- ABOUT THIS TASK:
Please return every line from the entries that has the string "value" in it.

◇ ◇ ◇ ◇ ◇

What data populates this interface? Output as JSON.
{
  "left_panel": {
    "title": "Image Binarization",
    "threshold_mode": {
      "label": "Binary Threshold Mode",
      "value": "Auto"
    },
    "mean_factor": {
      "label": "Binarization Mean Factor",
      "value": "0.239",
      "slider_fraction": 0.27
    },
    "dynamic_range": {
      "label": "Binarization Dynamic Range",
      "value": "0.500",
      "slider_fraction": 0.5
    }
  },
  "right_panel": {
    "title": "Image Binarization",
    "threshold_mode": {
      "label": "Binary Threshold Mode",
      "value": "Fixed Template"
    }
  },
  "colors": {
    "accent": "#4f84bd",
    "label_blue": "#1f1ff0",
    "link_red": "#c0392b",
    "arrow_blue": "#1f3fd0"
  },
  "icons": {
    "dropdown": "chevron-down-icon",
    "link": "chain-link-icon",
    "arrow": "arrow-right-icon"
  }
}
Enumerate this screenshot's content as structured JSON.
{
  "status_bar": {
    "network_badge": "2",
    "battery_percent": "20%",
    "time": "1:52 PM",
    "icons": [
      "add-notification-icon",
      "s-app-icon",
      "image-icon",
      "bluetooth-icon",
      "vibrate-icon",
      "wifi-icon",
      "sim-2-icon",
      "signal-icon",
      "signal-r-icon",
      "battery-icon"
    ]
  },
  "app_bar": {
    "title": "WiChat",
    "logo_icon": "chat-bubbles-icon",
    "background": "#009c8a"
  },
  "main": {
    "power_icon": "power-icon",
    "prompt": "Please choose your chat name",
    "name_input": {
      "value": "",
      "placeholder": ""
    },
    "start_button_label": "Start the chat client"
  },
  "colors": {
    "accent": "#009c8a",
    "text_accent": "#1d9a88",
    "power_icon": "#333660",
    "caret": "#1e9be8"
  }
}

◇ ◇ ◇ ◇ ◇

- COMPLETED EXERCISE:
      "value": "Auto"
      "value": "0.239",
      "value": "0.500",
      "value": "Fixed Template"
      "value": "",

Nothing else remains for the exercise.